KABUL, AFGHANISTAN – Taliban authorities and local sources reported that landmines and unexploded ordnance have killed at least 11 children and injured five others on March 31.

As reported by the Taliban-controlled Bakhtar News Agency, the Taliban local authorities in Ghazni province said that nine children were killed in Giro district of the province due to the explosion of a landmine.

The news agency quoted Hamidullah Nisar, the Taliban director of information and culture in the province, saying that the incident took place late on Sunday when the children were playing with the unexploded ordnance.

On the same day, in a separate incident, two children between the ages of 10 and 15 lost their lives, while five others sustained injuries in the Rabat-e-Sangi district of Western Herat province, as a result of an ordnance explosion.

Local sources told KabulNow that the incident occurred in Khwaja Talkhtan village while the children were playing with the landmine left from the war. The injured children were subsequently taken to a nearby hospital for treatment.

Affected by decades of conflict and violence, especially the Taliban insurgency over the last two decades, Afghanistan remains one of the world’s most contaminated places with remnants of war, mostly landmines and unexploded ordnance.

The United Nations reported last year that nearly 57,000 civilians have either lost their lives or sustained injuries in Afghanistan due to landmines and explosive remnants of war since 1989.

According to UNICEF, approximately 85% of the casualties caused by war-related explosive ordnance in Afghanistan are children. “In 2022, more than 700 children were killed or maimed because of unexploded ordinances and war remnants. An average of two children every day!”

Last year, the International Committee of the Red Cross (ICRC) reported that at least 640 children were killed or injured in 541 incidents involving explosive remnants of war and landmine explosions in Afghanistan between January 2022 and June 2023

“Children have been particularly vulnerable to fatal or life-changing injuries as they unintentionally step on landmines or pick up unexploded ordnance littered around the places they stay, play or do household chores.”

The Taliban’s takeover of Afghanistan and its subsequent restrictions on women and girls have also caused many donor countries and organizations, including many mine clearance organizations, to cease operations and withdraw funding.

The ICRC has previously highlighted that the insufficient funding has hampered landmine clearance efforts in Afghanistan. “The dramatic drop in resources and funding had an equally dramatic impact on efforts to clear landmines and unexploded ordnance,” ICRC said.
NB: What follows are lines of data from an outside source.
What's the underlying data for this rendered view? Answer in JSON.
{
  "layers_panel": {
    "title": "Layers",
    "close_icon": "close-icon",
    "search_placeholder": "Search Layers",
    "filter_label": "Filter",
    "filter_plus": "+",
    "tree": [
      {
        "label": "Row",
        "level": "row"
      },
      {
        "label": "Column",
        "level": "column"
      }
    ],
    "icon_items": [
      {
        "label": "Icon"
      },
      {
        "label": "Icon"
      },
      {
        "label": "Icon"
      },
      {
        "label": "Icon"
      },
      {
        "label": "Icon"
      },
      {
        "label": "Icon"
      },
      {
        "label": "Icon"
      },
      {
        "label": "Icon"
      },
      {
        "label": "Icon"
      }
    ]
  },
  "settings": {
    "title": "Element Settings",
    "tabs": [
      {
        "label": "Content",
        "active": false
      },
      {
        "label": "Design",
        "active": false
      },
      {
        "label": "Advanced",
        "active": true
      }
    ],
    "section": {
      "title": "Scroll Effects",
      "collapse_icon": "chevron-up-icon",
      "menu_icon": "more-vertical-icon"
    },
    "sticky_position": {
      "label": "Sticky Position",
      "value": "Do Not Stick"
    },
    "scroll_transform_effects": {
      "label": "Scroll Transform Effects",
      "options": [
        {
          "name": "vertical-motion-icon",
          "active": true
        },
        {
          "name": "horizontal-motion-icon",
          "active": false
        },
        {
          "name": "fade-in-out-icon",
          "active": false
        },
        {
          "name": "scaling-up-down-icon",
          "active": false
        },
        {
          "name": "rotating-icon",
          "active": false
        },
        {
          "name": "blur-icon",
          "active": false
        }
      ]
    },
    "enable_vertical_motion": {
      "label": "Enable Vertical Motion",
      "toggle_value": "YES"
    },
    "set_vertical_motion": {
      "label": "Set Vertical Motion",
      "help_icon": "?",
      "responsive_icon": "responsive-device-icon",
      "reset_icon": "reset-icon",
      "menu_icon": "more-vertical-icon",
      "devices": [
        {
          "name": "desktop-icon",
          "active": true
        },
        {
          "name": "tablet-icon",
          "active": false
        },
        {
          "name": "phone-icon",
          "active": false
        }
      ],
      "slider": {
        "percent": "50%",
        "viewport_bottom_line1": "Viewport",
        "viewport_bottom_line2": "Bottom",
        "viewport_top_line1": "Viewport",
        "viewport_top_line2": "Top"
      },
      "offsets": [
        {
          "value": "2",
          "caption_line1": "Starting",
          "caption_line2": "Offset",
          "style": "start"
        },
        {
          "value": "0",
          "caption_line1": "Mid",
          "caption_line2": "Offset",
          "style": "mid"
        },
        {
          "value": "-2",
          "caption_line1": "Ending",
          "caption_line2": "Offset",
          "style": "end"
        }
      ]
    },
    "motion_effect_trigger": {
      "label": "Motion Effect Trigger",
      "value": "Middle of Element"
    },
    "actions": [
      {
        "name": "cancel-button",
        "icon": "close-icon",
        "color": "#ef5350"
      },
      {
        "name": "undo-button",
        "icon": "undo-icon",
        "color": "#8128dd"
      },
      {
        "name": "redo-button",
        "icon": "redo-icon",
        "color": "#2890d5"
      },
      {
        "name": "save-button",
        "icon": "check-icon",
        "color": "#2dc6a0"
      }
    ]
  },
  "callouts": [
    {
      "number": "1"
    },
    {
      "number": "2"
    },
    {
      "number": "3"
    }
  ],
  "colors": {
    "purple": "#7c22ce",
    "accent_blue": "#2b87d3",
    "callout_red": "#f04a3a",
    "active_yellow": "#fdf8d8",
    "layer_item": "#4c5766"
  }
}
“There is, however, still a desperate need for the international community to provide technical and financial assistance to reduce the number of human casualties caused by unexploded devices,” the organization added.